Jordan Spieth’s rise to the top of the golf world was sudden. His fall, on the other hand, lasted years.

At the John Deere Classic in 2013, the 19-year-old Texan outlasted Zach Johnson and David Hearn in a thrilling five-hole playoff to earn his first championship on the PGA Tour, making Spieth the youngest PGA winner in 82 years. After a rookie of the year season, he went on to win two majors in 2015 — the Masters and the U.S. Open — becoming the top-ranked golfer in the world.

Although he remained a world-class player, a collapse at the Masters in 2016 — he lost a five-shot, final-round lead on the back nine at Augusta with a quadruple bogey on the par-3 12th hole — and another final-day meltdown at Augusta in 2017 kicked off a stretch that saw Spieth sputter for several years. There were doubts whether he would regain his dominance, but a resurgence this season peaked last weekend when he captured the Texas Open by two shots to end a winless drought of more than 3½ years.

“It’s been a long road,” Spieth told reporters after the victory Sunday, which sent him into Masters week with momentum. “I never really doubted myself that I’d get back to where I wanted to go, but when you lose confidence, a lot of times it’s hard to see the positives going forward, and I just kept my head down.”

Spieth’s slide from the apex of the sport included declines in iron play, scrambling and putting, but nothing was more damaging than a confounding inability to drive the ball successfully.
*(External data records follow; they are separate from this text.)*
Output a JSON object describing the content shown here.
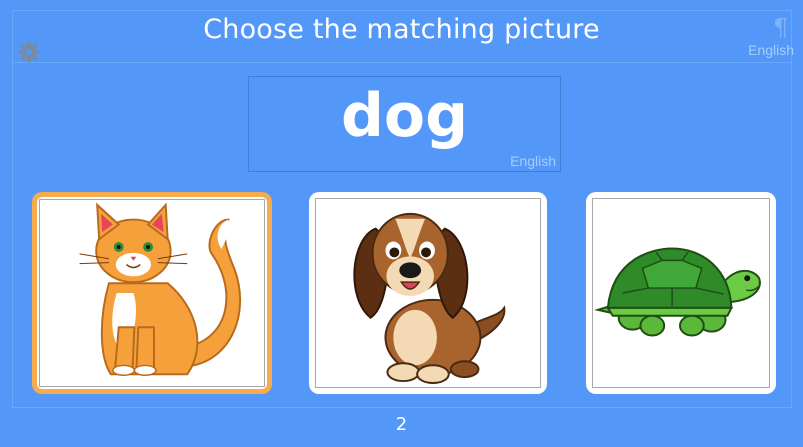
{
  "header": {
    "title": "Choose the matching picture",
    "language": "English",
    "settings_icon": "gear-icon",
    "paragraph_icon": "pilcrow-icon"
  },
  "prompt": {
    "word": "dog",
    "language": "English"
  },
  "choices": [
    {
      "name": "cat",
      "selected": true
    },
    {
      "name": "dog",
      "selected": false
    },
    {
      "name": "turtle",
      "selected": false
    }
  ],
  "footer": {
    "page_number": "2"
  },
  "colors": {
    "background": "#5398f8",
    "selected_border": "#f6ac4c"
  }
}
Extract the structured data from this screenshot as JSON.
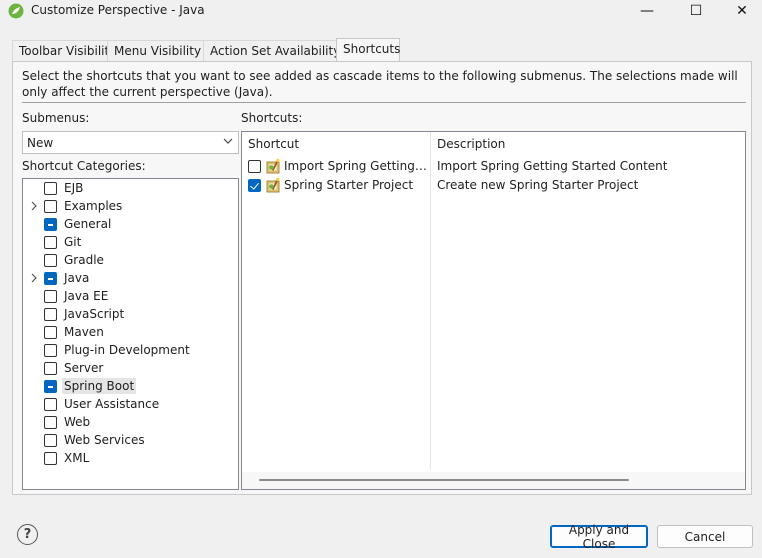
{
  "window": {
    "title": "Customize Perspective - Java",
    "minimize_glyph": "—",
    "maximize_glyph": "☐",
    "close_glyph": "✕"
  },
  "tabs": [
    {
      "label": "Toolbar Visibility",
      "active": false
    },
    {
      "label": "Menu Visibility",
      "active": false
    },
    {
      "label": "Action Set Availability",
      "active": false
    },
    {
      "label": "Shortcuts",
      "active": true
    }
  ],
  "description": "Select the shortcuts that you want to see added as cascade items to the following submenus. The selections made will only affect the current perspective (Java).",
  "submenus": {
    "label": "Submenus:",
    "selected": "New"
  },
  "categories": {
    "label": "Shortcut Categories:",
    "items": [
      {
        "label": "EJB",
        "state": "unchecked",
        "expandable": false,
        "selected": false
      },
      {
        "label": "Examples",
        "state": "unchecked",
        "expandable": true,
        "selected": false
      },
      {
        "label": "General",
        "state": "partial",
        "expandable": false,
        "selected": false
      },
      {
        "label": "Git",
        "state": "unchecked",
        "expandable": false,
        "selected": false
      },
      {
        "label": "Gradle",
        "state": "unchecked",
        "expandable": false,
        "selected": false
      },
      {
        "label": "Java",
        "state": "partial",
        "expandable": true,
        "selected": false
      },
      {
        "label": "Java EE",
        "state": "unchecked",
        "expandable": false,
        "selected": false
      },
      {
        "label": "JavaScript",
        "state": "unchecked",
        "expandable": false,
        "selected": false
      },
      {
        "label": "Maven",
        "state": "unchecked",
        "expandable": false,
        "selected": false
      },
      {
        "label": "Plug-in Development",
        "state": "unchecked",
        "expandable": false,
        "selected": false
      },
      {
        "label": "Server",
        "state": "unchecked",
        "expandable": false,
        "selected": false
      },
      {
        "label": "Spring Boot",
        "state": "partial",
        "expandable": false,
        "selected": true
      },
      {
        "label": "User Assistance",
        "state": "unchecked",
        "expandable": false,
        "selected": false
      },
      {
        "label": "Web",
        "state": "unchecked",
        "expandable": false,
        "selected": false
      },
      {
        "label": "Web Services",
        "state": "unchecked",
        "expandable": false,
        "selected": false
      },
      {
        "label": "XML",
        "state": "unchecked",
        "expandable": false,
        "selected": false
      }
    ]
  },
  "shortcuts": {
    "label": "Shortcuts:",
    "columns": [
      "Shortcut",
      "Description"
    ],
    "rows": [
      {
        "name": "Import Spring Getting St...",
        "description": "Import Spring Getting Started Content",
        "checked": false,
        "icon": "spring-wizard-icon"
      },
      {
        "name": "Spring Starter Project",
        "description": "Create new Spring Starter Project",
        "checked": true,
        "icon": "spring-wizard-icon"
      }
    ]
  },
  "footer": {
    "help_glyph": "?",
    "apply_label": "Apply and Close",
    "cancel_label": "Cancel"
  },
  "colors": {
    "accent": "#0067c0",
    "spring_green": "#6db33f"
  }
}
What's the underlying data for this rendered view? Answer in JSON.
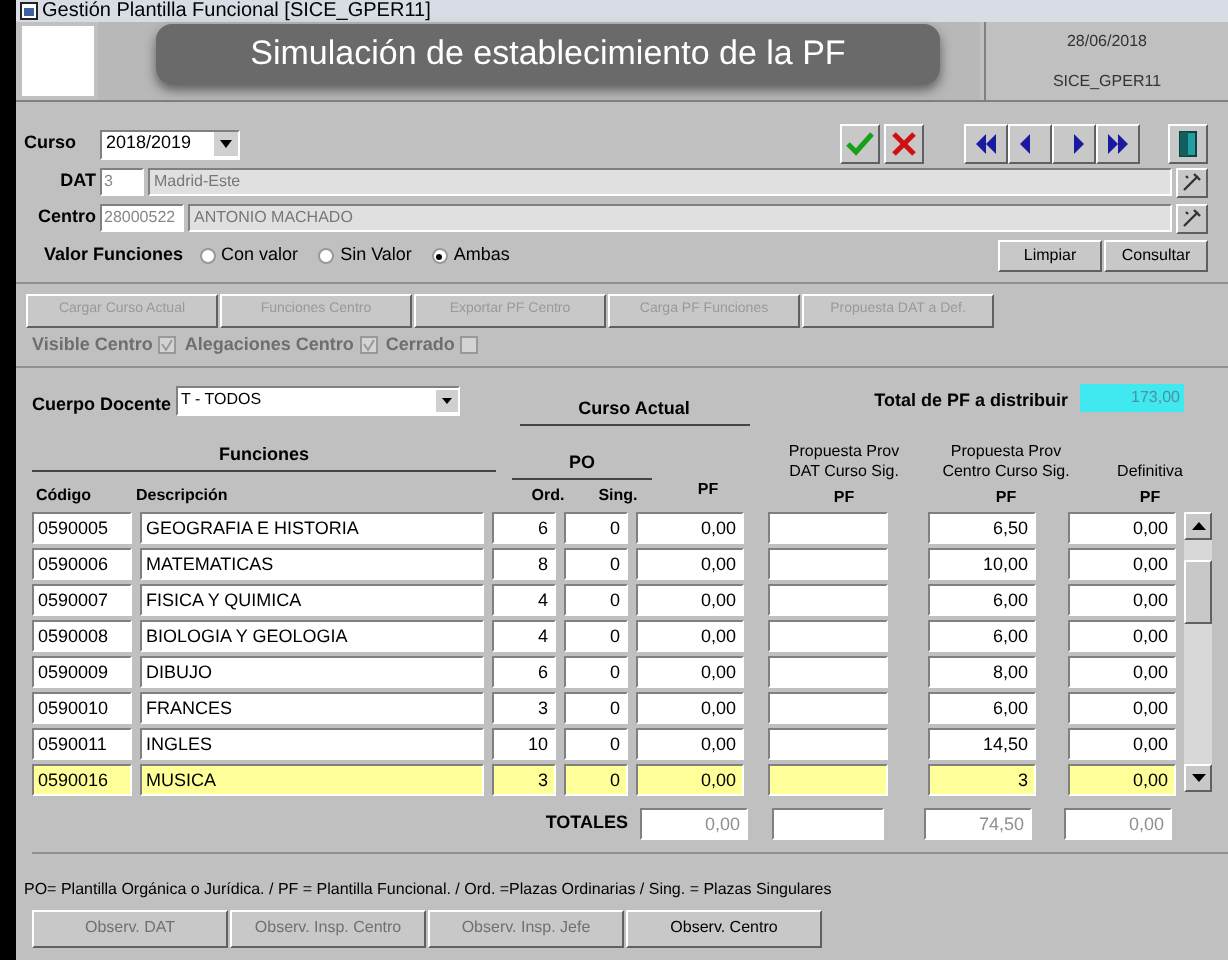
{
  "window": {
    "title": "Gestión Plantilla Funcional [SICE_GPER11]"
  },
  "banner": "Simulación de establecimiento de la PF",
  "header": {
    "date": "28/06/2018",
    "code": "SICE_GPER11"
  },
  "form": {
    "curso": {
      "label": "Curso",
      "value": "2018/2019"
    },
    "dat": {
      "label": "DAT",
      "code": "3",
      "name": "Madrid-Este"
    },
    "centro": {
      "label": "Centro",
      "code": "28000522",
      "name": "ANTONIO MACHADO"
    },
    "valor": {
      "label": "Valor Funciones",
      "options": [
        {
          "label": "Con valor",
          "selected": false
        },
        {
          "label": "Sin Valor",
          "selected": false
        },
        {
          "label": "Ambas",
          "selected": true
        }
      ]
    },
    "buttons": [
      "Limpiar",
      "Consultar"
    ]
  },
  "actions": [
    {
      "label": "Cargar Curso Actual",
      "disabled": true
    },
    {
      "label": "Funciones Centro",
      "disabled": true
    },
    {
      "label": "Exportar PF Centro",
      "disabled": true
    },
    {
      "label": "Carga PF Funciones",
      "disabled": true
    },
    {
      "label": "Propuesta DAT a Def.",
      "disabled": true
    }
  ],
  "flags": [
    {
      "label": "Visible Centro",
      "checked": true,
      "disabled": true
    },
    {
      "label": "Alegaciones Centro",
      "checked": true,
      "disabled": true
    },
    {
      "label": "Cerrado",
      "checked": false,
      "disabled": true
    }
  ],
  "cuerpo": {
    "label": "Cuerpo Docente",
    "value": "T - TODOS"
  },
  "total": {
    "label": "Total de PF a distribuir",
    "value": "173,00"
  },
  "groups": {
    "funciones": "Funciones",
    "curso_actual": "Curso Actual",
    "po": "PO"
  },
  "columns": {
    "codigo": "Código",
    "descripcion": "Descripción",
    "ord": "Ord.",
    "sing": "Sing.",
    "pf": "PF",
    "dat": [
      "Propuesta Prov",
      "DAT Curso Sig.",
      "PF"
    ],
    "centro": [
      "Propuesta Prov",
      "Centro Curso Sig.",
      "PF"
    ],
    "definitiva": [
      "Definitiva",
      "PF"
    ]
  },
  "rows": [
    {
      "codigo": "0590005",
      "descripcion": "GEOGRAFIA E HISTORIA",
      "ord": "6",
      "sing": "0",
      "pf": "0,00",
      "centro": "6,50",
      "definitiva": "0,00",
      "selected": false
    },
    {
      "codigo": "0590006",
      "descripcion": "MATEMATICAS",
      "ord": "8",
      "sing": "0",
      "pf": "0,00",
      "centro": "10,00",
      "definitiva": "0,00",
      "selected": false
    },
    {
      "codigo": "0590007",
      "descripcion": "FISICA Y QUIMICA",
      "ord": "4",
      "sing": "0",
      "pf": "0,00",
      "centro": "6,00",
      "definitiva": "0,00",
      "selected": false
    },
    {
      "codigo": "0590008",
      "descripcion": "BIOLOGIA Y GEOLOGIA",
      "ord": "4",
      "sing": "0",
      "pf": "0,00",
      "centro": "6,00",
      "definitiva": "0,00",
      "selected": false
    },
    {
      "codigo": "0590009",
      "descripcion": "DIBUJO",
      "ord": "6",
      "sing": "0",
      "pf": "0,00",
      "centro": "8,00",
      "definitiva": "0,00",
      "selected": false
    },
    {
      "codigo": "0590010",
      "descripcion": "FRANCES",
      "ord": "3",
      "sing": "0",
      "pf": "0,00",
      "centro": "6,00",
      "definitiva": "0,00",
      "selected": false
    },
    {
      "codigo": "0590011",
      "descripcion": "INGLES",
      "ord": "10",
      "sing": "0",
      "pf": "0,00",
      "centro": "14,50",
      "definitiva": "0,00",
      "selected": false
    },
    {
      "codigo": "0590016",
      "descripcion": "MUSICA",
      "ord": "3",
      "sing": "0",
      "pf": "0,00",
      "centro": "3",
      "definitiva": "0,00",
      "selected": true
    }
  ],
  "totals": {
    "label": "TOTALES",
    "pf": "0,00",
    "centro": "74,50",
    "definitiva": "0,00"
  },
  "legend": "PO= Plantilla Orgánica o Jurídica. / PF = Plantilla Funcional. / Ord. =Plazas Ordinarias / Sing. = Plazas Singulares",
  "observ": [
    {
      "label": "Observ. DAT",
      "disabled": true
    },
    {
      "label": "Observ. Insp. Centro",
      "disabled": true
    },
    {
      "label": "Observ. Insp. Jefe",
      "disabled": true
    },
    {
      "label": "Observ. Centro",
      "disabled": false
    }
  ]
}
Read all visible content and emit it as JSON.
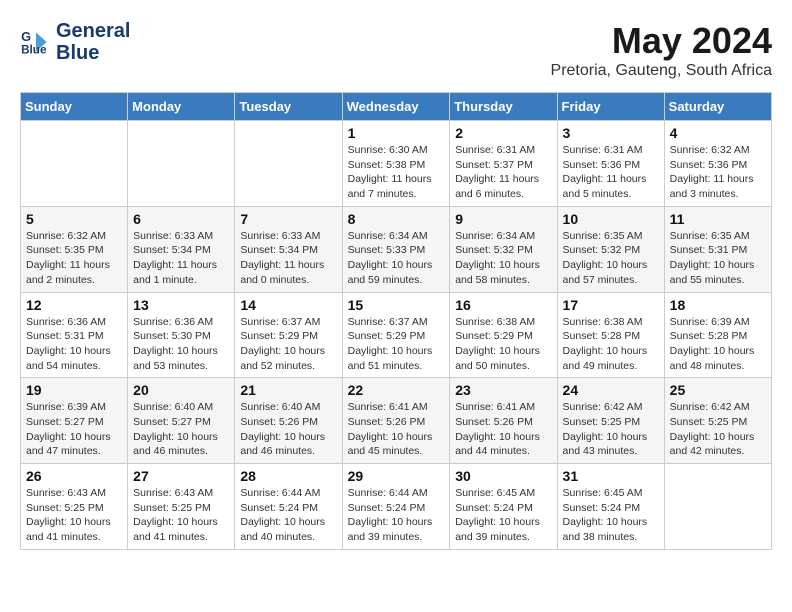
{
  "logo": {
    "line1": "General",
    "line2": "Blue"
  },
  "header": {
    "title": "May 2024",
    "subtitle": "Pretoria, Gauteng, South Africa"
  },
  "weekdays": [
    "Sunday",
    "Monday",
    "Tuesday",
    "Wednesday",
    "Thursday",
    "Friday",
    "Saturday"
  ],
  "weeks": [
    [
      {
        "day": "",
        "info": ""
      },
      {
        "day": "",
        "info": ""
      },
      {
        "day": "",
        "info": ""
      },
      {
        "day": "1",
        "info": "Sunrise: 6:30 AM\nSunset: 5:38 PM\nDaylight: 11 hours\nand 7 minutes."
      },
      {
        "day": "2",
        "info": "Sunrise: 6:31 AM\nSunset: 5:37 PM\nDaylight: 11 hours\nand 6 minutes."
      },
      {
        "day": "3",
        "info": "Sunrise: 6:31 AM\nSunset: 5:36 PM\nDaylight: 11 hours\nand 5 minutes."
      },
      {
        "day": "4",
        "info": "Sunrise: 6:32 AM\nSunset: 5:36 PM\nDaylight: 11 hours\nand 3 minutes."
      }
    ],
    [
      {
        "day": "5",
        "info": "Sunrise: 6:32 AM\nSunset: 5:35 PM\nDaylight: 11 hours\nand 2 minutes."
      },
      {
        "day": "6",
        "info": "Sunrise: 6:33 AM\nSunset: 5:34 PM\nDaylight: 11 hours\nand 1 minute."
      },
      {
        "day": "7",
        "info": "Sunrise: 6:33 AM\nSunset: 5:34 PM\nDaylight: 11 hours\nand 0 minutes."
      },
      {
        "day": "8",
        "info": "Sunrise: 6:34 AM\nSunset: 5:33 PM\nDaylight: 10 hours\nand 59 minutes."
      },
      {
        "day": "9",
        "info": "Sunrise: 6:34 AM\nSunset: 5:32 PM\nDaylight: 10 hours\nand 58 minutes."
      },
      {
        "day": "10",
        "info": "Sunrise: 6:35 AM\nSunset: 5:32 PM\nDaylight: 10 hours\nand 57 minutes."
      },
      {
        "day": "11",
        "info": "Sunrise: 6:35 AM\nSunset: 5:31 PM\nDaylight: 10 hours\nand 55 minutes."
      }
    ],
    [
      {
        "day": "12",
        "info": "Sunrise: 6:36 AM\nSunset: 5:31 PM\nDaylight: 10 hours\nand 54 minutes."
      },
      {
        "day": "13",
        "info": "Sunrise: 6:36 AM\nSunset: 5:30 PM\nDaylight: 10 hours\nand 53 minutes."
      },
      {
        "day": "14",
        "info": "Sunrise: 6:37 AM\nSunset: 5:29 PM\nDaylight: 10 hours\nand 52 minutes."
      },
      {
        "day": "15",
        "info": "Sunrise: 6:37 AM\nSunset: 5:29 PM\nDaylight: 10 hours\nand 51 minutes."
      },
      {
        "day": "16",
        "info": "Sunrise: 6:38 AM\nSunset: 5:29 PM\nDaylight: 10 hours\nand 50 minutes."
      },
      {
        "day": "17",
        "info": "Sunrise: 6:38 AM\nSunset: 5:28 PM\nDaylight: 10 hours\nand 49 minutes."
      },
      {
        "day": "18",
        "info": "Sunrise: 6:39 AM\nSunset: 5:28 PM\nDaylight: 10 hours\nand 48 minutes."
      }
    ],
    [
      {
        "day": "19",
        "info": "Sunrise: 6:39 AM\nSunset: 5:27 PM\nDaylight: 10 hours\nand 47 minutes."
      },
      {
        "day": "20",
        "info": "Sunrise: 6:40 AM\nSunset: 5:27 PM\nDaylight: 10 hours\nand 46 minutes."
      },
      {
        "day": "21",
        "info": "Sunrise: 6:40 AM\nSunset: 5:26 PM\nDaylight: 10 hours\nand 46 minutes."
      },
      {
        "day": "22",
        "info": "Sunrise: 6:41 AM\nSunset: 5:26 PM\nDaylight: 10 hours\nand 45 minutes."
      },
      {
        "day": "23",
        "info": "Sunrise: 6:41 AM\nSunset: 5:26 PM\nDaylight: 10 hours\nand 44 minutes."
      },
      {
        "day": "24",
        "info": "Sunrise: 6:42 AM\nSunset: 5:25 PM\nDaylight: 10 hours\nand 43 minutes."
      },
      {
        "day": "25",
        "info": "Sunrise: 6:42 AM\nSunset: 5:25 PM\nDaylight: 10 hours\nand 42 minutes."
      }
    ],
    [
      {
        "day": "26",
        "info": "Sunrise: 6:43 AM\nSunset: 5:25 PM\nDaylight: 10 hours\nand 41 minutes."
      },
      {
        "day": "27",
        "info": "Sunrise: 6:43 AM\nSunset: 5:25 PM\nDaylight: 10 hours\nand 41 minutes."
      },
      {
        "day": "28",
        "info": "Sunrise: 6:44 AM\nSunset: 5:24 PM\nDaylight: 10 hours\nand 40 minutes."
      },
      {
        "day": "29",
        "info": "Sunrise: 6:44 AM\nSunset: 5:24 PM\nDaylight: 10 hours\nand 39 minutes."
      },
      {
        "day": "30",
        "info": "Sunrise: 6:45 AM\nSunset: 5:24 PM\nDaylight: 10 hours\nand 39 minutes."
      },
      {
        "day": "31",
        "info": "Sunrise: 6:45 AM\nSunset: 5:24 PM\nDaylight: 10 hours\nand 38 minutes."
      },
      {
        "day": "",
        "info": ""
      }
    ]
  ]
}
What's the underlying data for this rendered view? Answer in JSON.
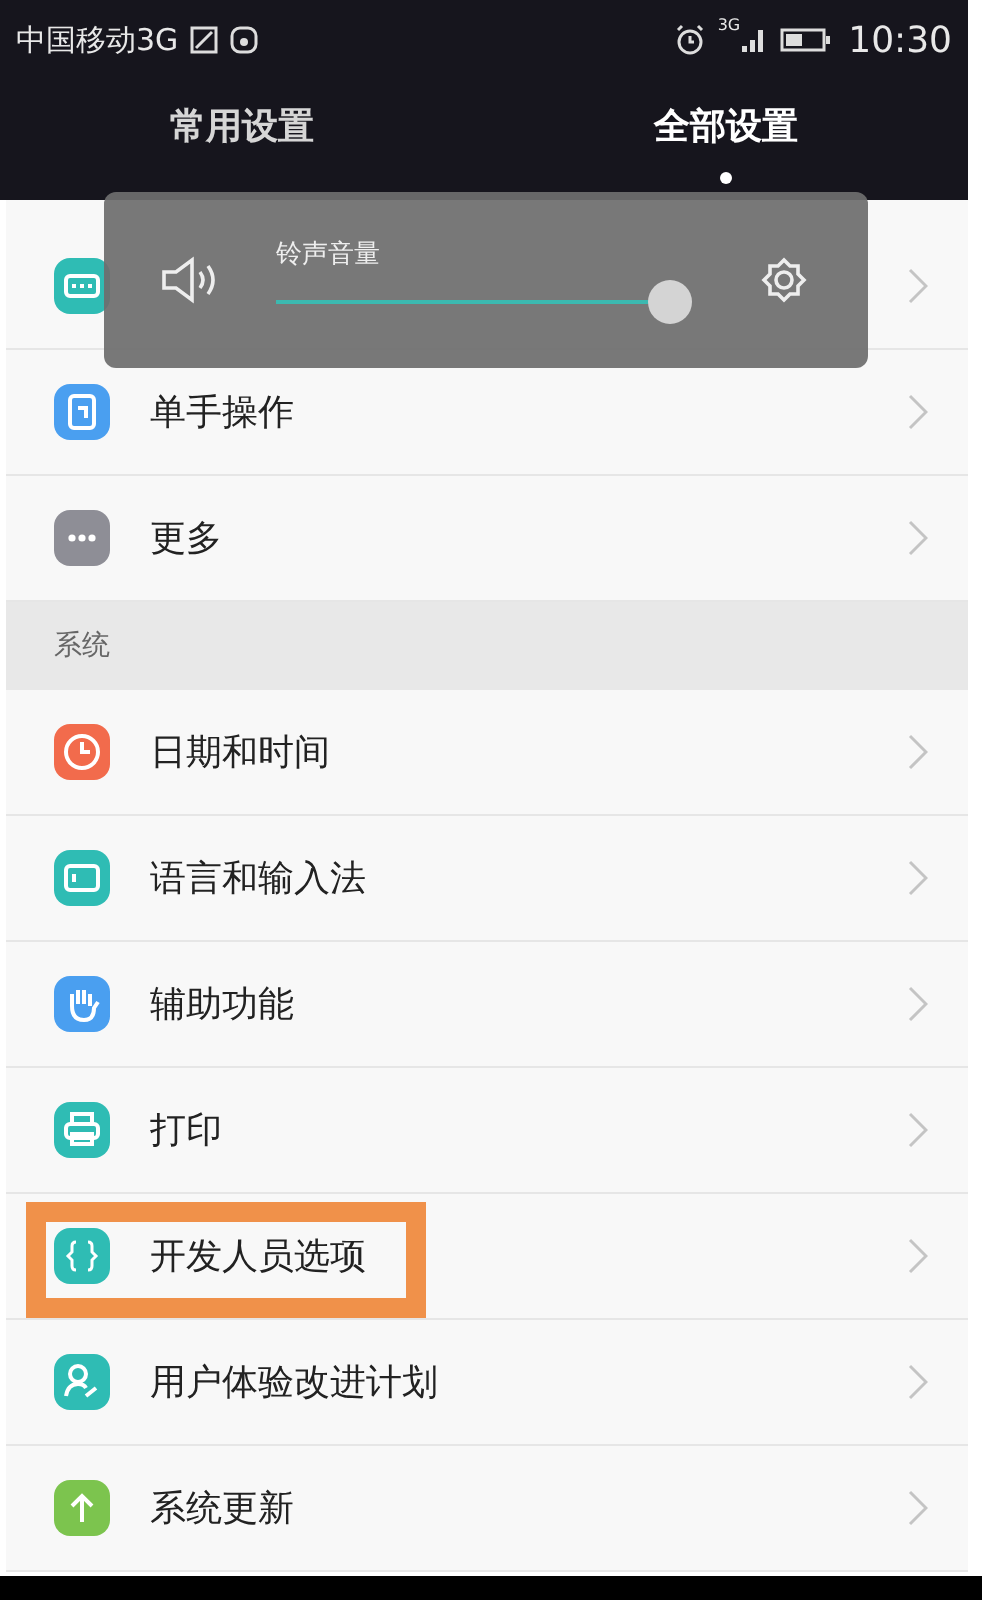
{
  "status_bar": {
    "carrier": "中国移动3G",
    "network": "3G",
    "time": "10:30"
  },
  "tabs": [
    {
      "label": "常用设置",
      "selected": false
    },
    {
      "label": "全部设置",
      "selected": true
    }
  ],
  "volume_popup": {
    "label": "铃声音量",
    "level": 0.97
  },
  "sections": [
    {
      "items": [
        {
          "color": "#2fbcb4",
          "highlighted": false
        },
        {
          "label": "单手操作",
          "color": "#4a9ff0",
          "highlighted": false
        },
        {
          "label": "更多",
          "color": "#8e8e96",
          "highlighted": false
        }
      ]
    },
    {
      "header": "系统",
      "items": [
        {
          "label": "日期和时间",
          "color": "#f26b4c",
          "highlighted": false
        },
        {
          "label": "语言和输入法",
          "color": "#2fbcb4",
          "highlighted": false
        },
        {
          "label": "辅助功能",
          "color": "#4a9ff0",
          "highlighted": false
        },
        {
          "label": "打印",
          "color": "#2fbcb4",
          "highlighted": false
        },
        {
          "label": "开发人员选项",
          "color": "#2fbcb4",
          "highlighted": true
        },
        {
          "label": "用户体验改进计划",
          "color": "#2fbcb4",
          "highlighted": false
        },
        {
          "label": "系统更新",
          "color": "#7cc44e",
          "highlighted": false
        }
      ]
    }
  ]
}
When he was winning those two majors in 2015 en route to player of the year honors, Spieth finished 15th in the PGA Tour’s strokes gained off the tee rankings, meaning he was 0.5 strokes per round better than the field average on the same course. By 2018, he fell to 50th by this measure. In 2019, he dropped to 176th. (He still ranks just 151st in strokes gained off the tee heading into the Masters.)

But it wasn’t just his driving that faltered. Starting in 2013, Spieth ranked 31st, 14th, fourth and ninth in the Tour’s year-end scrambling statistics. That meant in 2015, for example, he made par or better 65 percent of the time he missed the green in regulation. That figure dropped to less than 58 percent in 2020 (tied for 120th). During the early part of his career, he excelled at approach shots from at least 100 yards; in 2013 he ranked third on the Tour by averaging just over 41 feet from the hole on such approaches, and by 2015 he had lowered his average to under 41 feet. But last year, he was leaving himself an average of nearly 47 feet from those approaches, dropping him to 111th on the Tour.

Then there was his putting. From 2014 to 2016, he was among the best on the Tour with his putter, ranking in the top 20 each season. But even that became erratic as his game wobbled. Last year he finished outside the top 100.

“To compare how he is putting now to when he was going through that amazing stretch in 2015, 2016 and 2017 is unfair. He was making putts outside of 20 feet at a clip that was unprecedented,” Justin Leonard, a studio analyst on the Golf Channel and major winner, said in an interview. “The biggest issue for Spieth has been the driver. He wasn’t sure which way he was going to miss it. Having a two-way miss is a hard thing for a golfer because you can’t eliminate one side of the golf course. And when you’re missing greens, you’re putting a lot of pressure on your putter.”

Last week’s victory at TPC San Antonio, Spieth’s first since 2017, could give the 27-year-old a solid foundation heading into the heart of this season. The 5,000 daily fans in attendance got behind the former Texas Longhorn, and the three-time major winner did his part. Spieth hit seven birdies in a final-round 6-under-par 66 to finish 18 under. He outperformed the field by almost 13 strokes from tee to green, the third-best showing in that category of his career. (The 2015 PGA Championship and the 2018 Houston Open were the only ones better; he had top-three finishes at both events.) And his birdie or better conversion rate of nearly 55 percent last week tied for the second-highest rate among PGA Tour winners since 1983.

All helped fuel his first victory after 83 tournaments covering 1,351 days, and it came at an event that played to Spieth’s strengths.

“It’s a shot-maker’s golf course,” explained Larson Segerdahl, executive director of the Texas Open. “Jordan might not hit it straight on every tee shot, but his ability to hit it out wherever it lies and get creative and get himself back on track quickly is an asset. His short game was unbelievable … and his ability to get up and down from some tough spots proved to be the difference.”

Those traits also could serve him well at Augusta, a course where he has often putted well. (“The ball seems to find the hole here, when I get on the putting surface,” he said this week.) The course emphasizes distance off the tee and a good short game, downplaying driving accuracy. Misses to the left must be avoided, and those are the ones that appear most troublesome to Spieth, but they aren’t a dealbreaker.

“If the fairways are fairly generous and firm, they can become a little bit smaller,” Leonard said. “He still needs to have a good week driving the ball, but if he misses the fairway he’s not playing out of four- or five-inch rough. You can miss the fairways here and still contend. He certainly has the short game to do it, and he has the accuracy in his irons to do it, too. He’s playing with confidence now, and I think he’s been building toward this.”